Alas, while all kinds of payment system changes were occurring between 1870-1930 in the United States (the scope of this study), Zelizer ignored them all. Her focus is largely on domestic monies: how husbands controlled the family money, how social replacements for husbands (relief agencies -- not her formulation) did the same, with some sidelights on gifts, tipping, and payment for ambiguous social services (taxi dancers and charity girls).
You'll hear no argument from me on the basic thesis (it is wrong too think money somehow operates outside of all the personal/social forces, acting as a leveling/greying/rationalizing agent). Nor do I have any problems with where she choice to zoom in. I am a little sad that she missed opportunities to explore how forces in the larger world may have influenced relief agencies (domestic arrangements, gift practices, etc.) -- they only finally break through in the discussion when it reaches the 1930s.
What I will say is that a close look at payment systems might have been a more compelling way to argue the thesis.

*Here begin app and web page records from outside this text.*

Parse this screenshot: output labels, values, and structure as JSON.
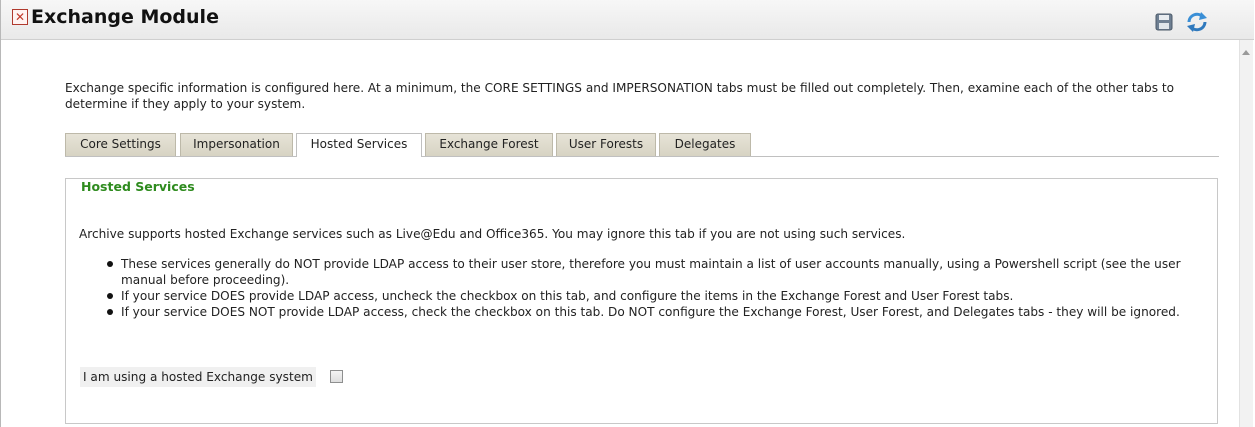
{
  "window": {
    "title": "Exchange Module",
    "icons": [
      "app-icon",
      "save-icon",
      "refresh-icon"
    ]
  },
  "intro": "Exchange specific information is configured here. At a minimum, the CORE SETTINGS and IMPERSONATION tabs must be filled out completely. Then, examine each of the other tabs to determine if they apply to your system.",
  "tabs": [
    {
      "label": "Core Settings"
    },
    {
      "label": "Impersonation"
    },
    {
      "label": "Hosted Services"
    },
    {
      "label": "Exchange Forest"
    },
    {
      "label": "User Forests"
    },
    {
      "label": "Delegates"
    }
  ],
  "active_tab": "Hosted Services",
  "hosted": {
    "legend": "Hosted Services",
    "description": "Archive supports hosted Exchange services such as Live@Edu and Office365. You may ignore this tab if you are not using such services.",
    "bullets": [
      "These services generally do NOT provide LDAP access to their user store, therefore you must maintain a list of user accounts manually, using a Powershell script (see the user manual before proceeding).",
      "If your service DOES provide LDAP access, uncheck the checkbox on this tab, and configure the items in the Exchange Forest and User Forest tabs.",
      "If your service DOES NOT provide LDAP access, check the checkbox on this tab. Do NOT configure the Exchange Forest, User Forest, and Delegates tabs - they will be ignored."
    ],
    "checkbox_label": "I am using a hosted Exchange system",
    "checkbox_checked": false
  },
  "colors": {
    "legend": "#2e8b1e",
    "tab_bg": "#d7d3c3",
    "refresh": "#3a8fd6"
  }
}
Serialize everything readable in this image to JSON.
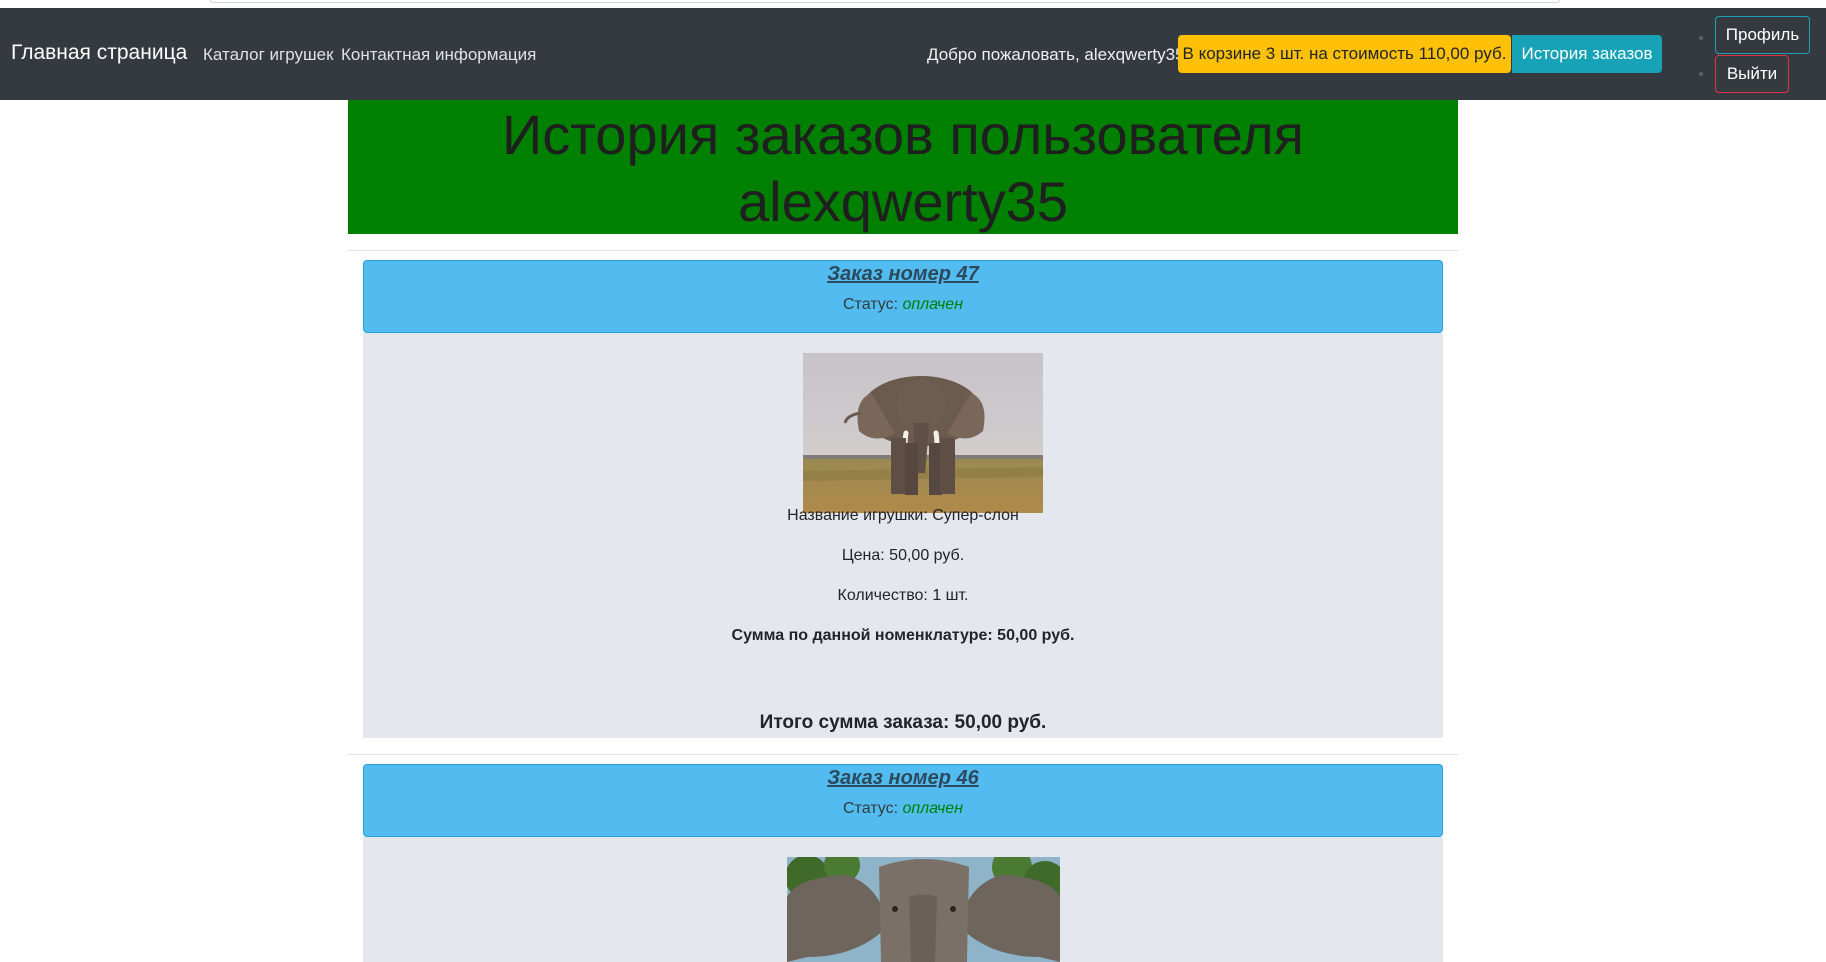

But I don't think the basic thesis is the real thesis. Zelizer seems to hover at the intersection of a white/male centric view of the world (the "normal" consumer is person with a paycheck and without dependents, typically not a dependent) and a desire to validate the perspective of, well, everyone else: the people who don't have paychecks, the people with dependents, the people who are dependents, etc. Those not-"normal" consumers are the natural prey of people who think they know better how to spend the money that is so hard for them to acquire, and Zelizer does a bang-up job of describing out how didn't just fight back. They reframed successfully. But Zelizer doesn't seem to really get framing, which is hardly surprising, given the time frame this was written. (Har de har har there for the inadvertent pun.)
Not a waste of time, but I won't keep my copy. I will hopefully eventually read the other Zelizer book I have lying around, _Pricing the Priceless Child_.